While Palestinian officials have not spoken out against the remarks, the mufti told an Egyptian media outlet, “Islam calls for respect of all human beings. I am amazed that these comments were attributed to me.”
Praying for Christian Unity in the Holy Land
Over the past week, Christians in the Holy Land have been observing the annual Week of Prayer for Christian Unity with worship and prayer services. Services throughout Jerusalem have emphasized hope and steadfastness in the spirit of resurrection.
At the Evangelical Lutheran Church of the Redeemer in the Old City of Jerusalem, Christians from various denominations joined together on Wednesday for one of nine multi-lingual services in Arabic, German, and English celebrated throughout the week. Bishop Dr. Munib Younan lead the service preaching that, “The church today is again called to be bridge-builders and ambassadors of reconciliation.”
He called for Christians to remain hopeful and steadfast in their calling and for global Christians to walk in solidarity with each other and the Christians of the Holy Land. “Let us revive our conviction that the things that unite us as Orthodox, Oriental Orthodox, Catholic, and Evangelical are much more those that divide us. Let us put aside our differences and listen to the voice calling to us to be his witnesses in Jerusalem and in the whole world,” he told those gathered.
This annual observance is a joint ministry of the World Council of Churches and the Pontifical Council for Promoting Christian Unity.
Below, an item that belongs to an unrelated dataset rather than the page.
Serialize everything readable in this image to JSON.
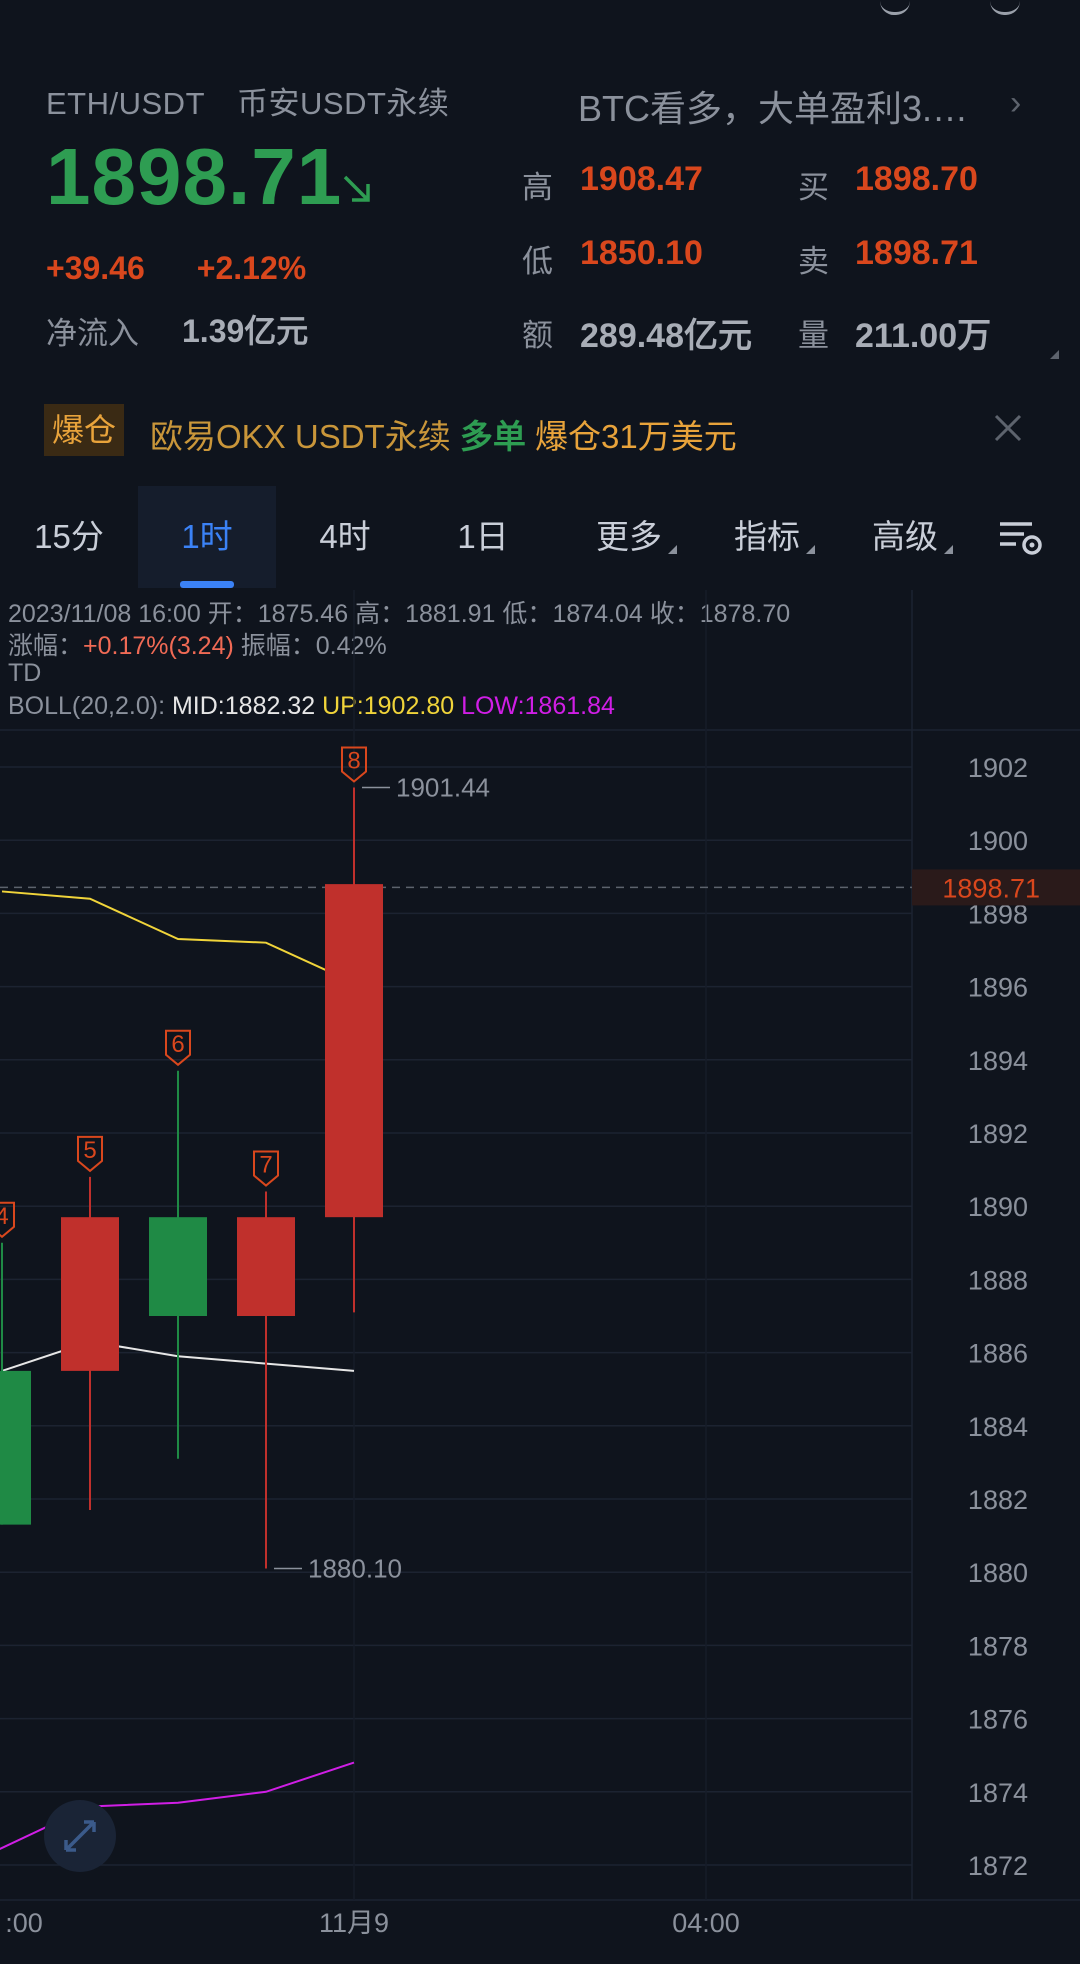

The week, British paper The Guardian published an investigation on the treatment of Palestinian children who are arrested and put in jail. The report reveals a pattern of legal abuses of Palestinian minors arrested and held with in the Israeli military justice system. The Guardian and several human rights organizations use first-person interviews and affidavits to chronicle treatment like the use of long periods of solitary confinement, a traumatic experience that has an impact long after the children are released.
Approximately 500 – 700 Palestinian minors are detained every year. According to several human rights organizations, such treatment of Palestinian minors breaches the international convention on the rights of the child and the fourth Geneva convention. Many advocates urge Israel to apply the same rules and rights to Palestinian minors as they do to Israeli minors within the justice system.
Gerard Horton from Defense for Children International – Palestine Section says, “We're not saying offences aren't committed – we're saying children have legal rights. Regardless of what they're accused of, they should not be arrested in the middle of the night in terrifying raids, they should not be painfully tied up and blindfolded sometimes for hours on end, they should be informed of the right to silence and they should be entitled to have a parent present during questioning."
In response to The Guardian’s report, the British government raised concerns over the treatment of minors with the Israeli government. Alistair Burt, the Foreign Office minister for the Middle East, urged Israel to address the UK government's concerns when on a visit to the country two weeks ago.
Formed in 1984, Churches for Middle East Peace is a coalition of 24 national Church denominations and organizations, including Catholic, Orthodox and Protestant traditions. It works to encourage U.S. government policies that actively promote a just, lasting and comprehensive resolution of the Israeli-Palestinian conflict, ensuring security, human rights and religious freedom for all people of the region.